On Fearlessness, or Chickadees

On Fearlessness, or Chickadees

This week’s Helpers cartoon focuses on the fearless chickadee.

I used to live in a little house on a remote dirt road. At that house, there was a wooden post cover in the center of the yard that had a perfect little round hole in the top and a sheltered space within. As I watched from inside the house, I noticed that a chickadee was flying in and out of that little chickadee-sized hole carrying bugs and bits of straw and all kinds of little fluffy things. Turns out, he had his baby chickadees nesting in there, as was shortly confirmed with a quick trip out to peer carefully into the hole at the little fluffy heads and hungry mouths, silently and sweetly bunched together. In and out Father and Mother Chickadee went, while the four little fluffs waited inside. For a moment upon each departure, they would stand straddling the entrance, giving the world one furious once-over, as if to say, I’m going to be right back so don’t even think about it. And nothing did.

I have always loved the Chickadee (and imagine my delight upon discovering that it is our state bird here in Massachusetts). I love her winsomeness, her scrappy black cap and tiny fury, but most of all I love her fearlessness. I once went for a walk in the woods with a naturalist friend and was amazed at how chickadees would land on our outstretched hands to eat seeds from our palms. These were wild birds, not tame– and I can’t imagine a tame chickadee, anyway. It was certainly magical thinking but during some of the more difficult times– alone at home and isolated with my little children, powering through my painful divorce, beset with worry over life and money and academic careers and — now– disease and disaster– I go back out into the woods and hold out my hands. Without fail, if I wait long enough, the chickadees come. I want to believe that they are reminding me that, as our own blessed Emily Dickinson said, “hope is the thing with feathers.”

And hope and fearlessness are related. They call this little bird the Fearless Chickadee not because she embodies a kind of sense-deaf bravado we might associate with some stripes of human “fearlessness”, but because she is ferocious in her hope. Shakespeare would have said that, “though she be but little, she is fierce” and I would say she embodies Atticus Finch’s admonition that to be fearless is to have courage, and that can be the courage of hope, the courage of tenacity, the courage of humility, and of carrying on even when the world seems to be a very dark place. He said, “I wanted you to see what real courage is, instead of getting the idea that courage is a man with a gun in his hand.

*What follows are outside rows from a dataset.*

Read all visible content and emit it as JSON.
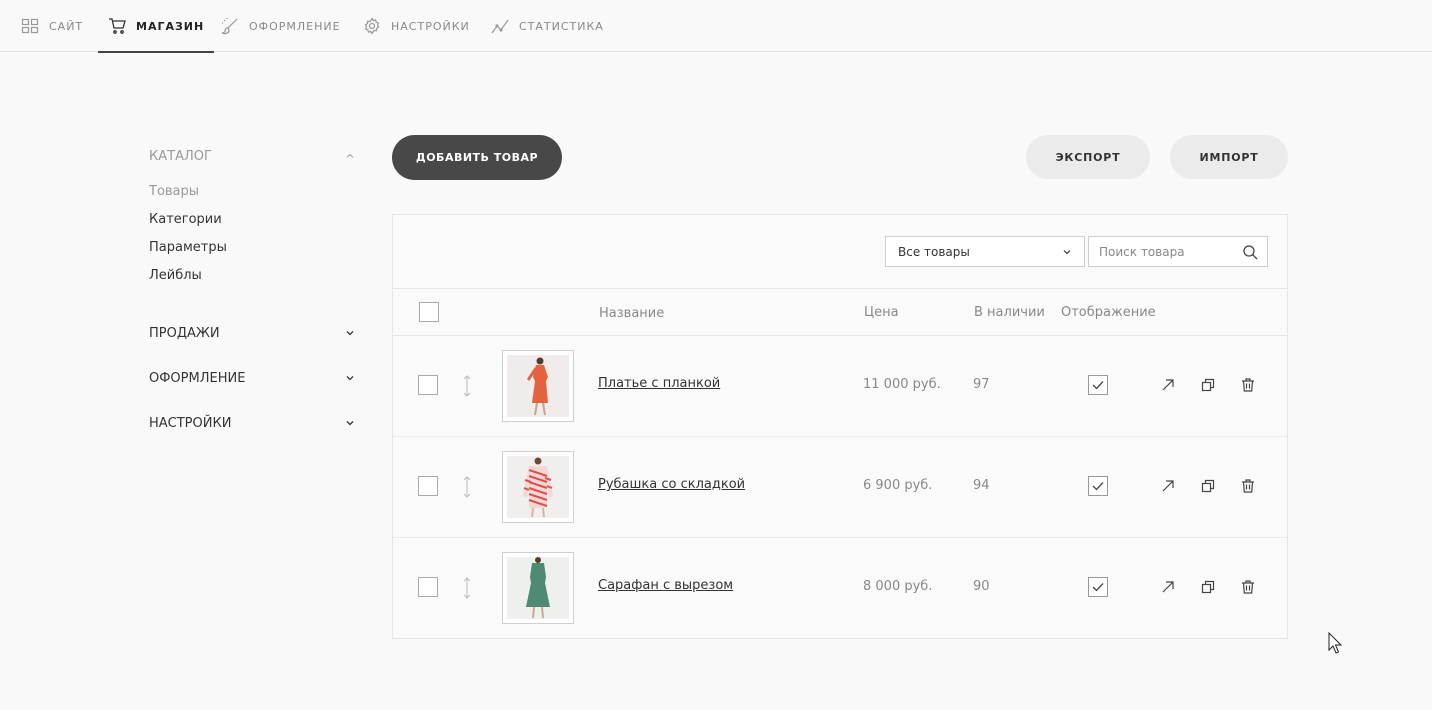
{
  "topnav": {
    "items": [
      {
        "label": "САЙТ",
        "icon": "grid-icon",
        "active": false
      },
      {
        "label": "МАГАЗИН",
        "icon": "cart-icon",
        "active": true
      },
      {
        "label": "ОФОРМЛЕНИЕ",
        "icon": "brush-icon",
        "active": false
      },
      {
        "label": "НАСТРОЙКИ",
        "icon": "gear-icon",
        "active": false
      },
      {
        "label": "СТАТИСТИКА",
        "icon": "chart-line-icon",
        "active": false
      }
    ]
  },
  "sidebar": {
    "catalog": {
      "title": "КАТАЛОГ",
      "expanded": true,
      "items": [
        "Товары",
        "Категории",
        "Параметры",
        "Лейблы"
      ],
      "active_item": "Товары"
    },
    "sections": [
      "ПРОДАЖИ",
      "ОФОРМЛЕНИЕ",
      "НАСТРОЙКИ"
    ]
  },
  "toolbar": {
    "add_label": "ДОБАВИТЬ ТОВАР",
    "export_label": "ЭКСПОРТ",
    "import_label": "ИМПОРТ"
  },
  "filters": {
    "select_value": "Все товары",
    "search_placeholder": "Поиск товара"
  },
  "table": {
    "columns": {
      "name": "Название",
      "price": "Цена",
      "stock": "В наличии",
      "display": "Отображение"
    },
    "rows": [
      {
        "name": "Платье с планкой",
        "price": "11 000 руб.",
        "stock": "97",
        "displayed": true,
        "thumb_color": "#e3633f"
      },
      {
        "name": "Рубашка со складкой",
        "price": "6 900 руб.",
        "stock": "94",
        "displayed": true,
        "thumb_color": "#d9524e"
      },
      {
        "name": "Сарафан с вырезом",
        "price": "8 000 руб.",
        "stock": "90",
        "displayed": true,
        "thumb_color": "#4e8a74"
      }
    ]
  },
  "colors": {
    "accent_dark": "#484848",
    "button_light": "#ebebeb",
    "muted_text": "#888888"
  }
}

It’s when you know you’re licked before you begin but you begin anyway and you see it through no matter what.” Chickadees know that they are small and vulnerable and the winter is long and dark but they carry on, full stop. To be an overwintering creature made of feathers and air weighing scarcely 12 grams is the epitome of “knowing you’re licked before you begin” but she lands on my hand anyway. Chickadees aren’t stupid: Some of nature’s smartest birds, they are known to have excellent memories— outwitting snakes and other predators, cleverly hiding their food stores–they can remember thousands upon thousands of hiding places–and building their burrows in such a way that only they can enter. Linguistically complex, even other unrelated species of birds listen to and understand their alarm calls. Everyone heeds the Chickadee. They know what must be done and they do it, even though the odds seem stacked against them.

So, remember the Chickadee and persevere. Be brave. Have courage. Even as we are surrounded and led by cowardice, venality, and wickedness, good people continue to do good and brighter days are coming. Tyrants are brought down. Kindness is power. Small is mighty. Hope is the thing with feathers. We can do this. Get it done.

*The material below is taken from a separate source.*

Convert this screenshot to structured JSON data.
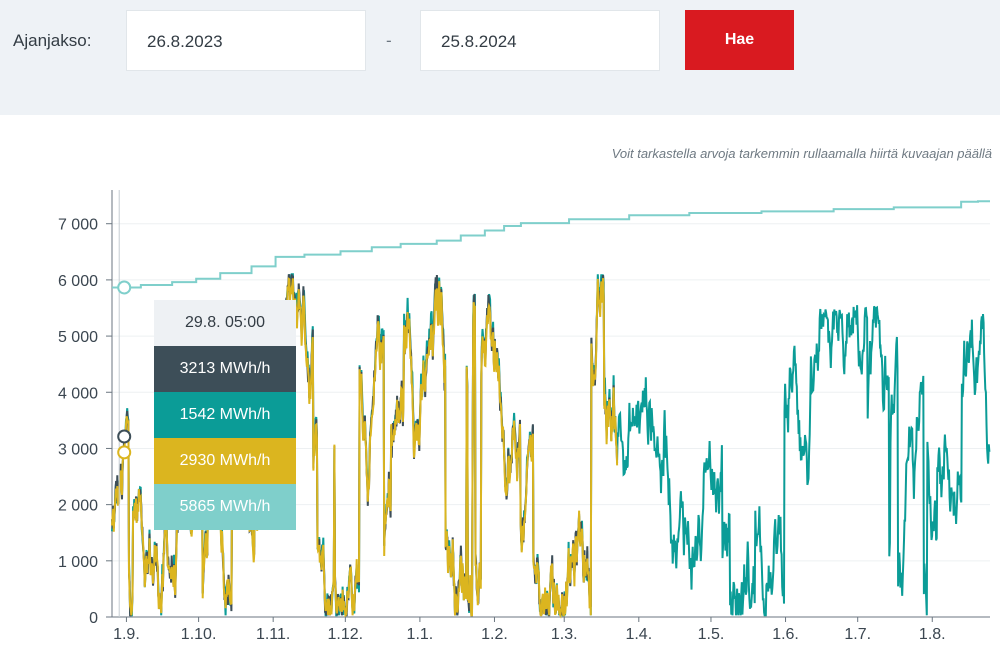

4 thoughts on “On Fearlessness, or Chickadees”

  • Hi, Sally–I just saw your stuff in the latest Grinnell Magazine and decided to have a look at your website. Wonderful! I was a Grinnell English major too–graduated in ’63–and live in VT. My best, Mary

  • Thank-you for the beautiful cartoon, article, perspective and reminders. The next time the chickadees are flitting around me and eating from my hand I’m going to remember this and allow them to activate my own courage and perseverance.

    • Thank you so much, Michele! I believe the little chickadees, fearless and powerful even in their smallness, should give us hope in our challenging times. <3

Leave a Reply

Your email address will not be published. Required fields are marked *